RECORDS SUPPLIED Start Marker
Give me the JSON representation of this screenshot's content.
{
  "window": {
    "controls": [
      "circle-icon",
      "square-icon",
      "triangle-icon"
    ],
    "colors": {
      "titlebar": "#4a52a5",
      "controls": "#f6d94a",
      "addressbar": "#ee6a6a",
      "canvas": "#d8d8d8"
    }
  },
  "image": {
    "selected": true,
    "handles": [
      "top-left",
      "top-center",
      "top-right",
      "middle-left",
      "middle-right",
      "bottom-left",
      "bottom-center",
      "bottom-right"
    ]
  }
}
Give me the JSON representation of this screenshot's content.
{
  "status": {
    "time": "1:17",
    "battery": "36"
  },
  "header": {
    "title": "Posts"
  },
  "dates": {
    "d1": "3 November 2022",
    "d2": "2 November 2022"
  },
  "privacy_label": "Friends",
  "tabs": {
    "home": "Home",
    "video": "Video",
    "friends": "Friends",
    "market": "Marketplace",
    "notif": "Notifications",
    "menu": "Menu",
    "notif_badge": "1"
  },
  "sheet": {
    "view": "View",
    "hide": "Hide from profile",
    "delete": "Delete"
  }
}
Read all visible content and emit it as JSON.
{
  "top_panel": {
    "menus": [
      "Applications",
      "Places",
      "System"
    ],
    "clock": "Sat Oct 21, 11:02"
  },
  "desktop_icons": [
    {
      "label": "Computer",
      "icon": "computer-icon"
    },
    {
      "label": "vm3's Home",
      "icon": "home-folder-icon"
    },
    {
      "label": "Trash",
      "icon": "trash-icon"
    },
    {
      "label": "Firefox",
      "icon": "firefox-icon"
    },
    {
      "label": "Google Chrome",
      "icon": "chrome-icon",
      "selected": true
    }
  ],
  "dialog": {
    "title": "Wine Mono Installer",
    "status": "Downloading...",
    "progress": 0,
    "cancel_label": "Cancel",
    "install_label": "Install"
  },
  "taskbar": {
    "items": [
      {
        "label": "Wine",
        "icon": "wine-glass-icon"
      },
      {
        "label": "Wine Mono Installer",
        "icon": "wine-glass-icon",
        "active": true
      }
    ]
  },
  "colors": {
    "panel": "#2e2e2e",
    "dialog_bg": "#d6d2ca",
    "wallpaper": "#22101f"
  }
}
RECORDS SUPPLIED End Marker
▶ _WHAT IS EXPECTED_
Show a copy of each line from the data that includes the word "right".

▶ _EXERCISE OUTPUT_
      "top-right",
      "middle-right",
      "bottom-right"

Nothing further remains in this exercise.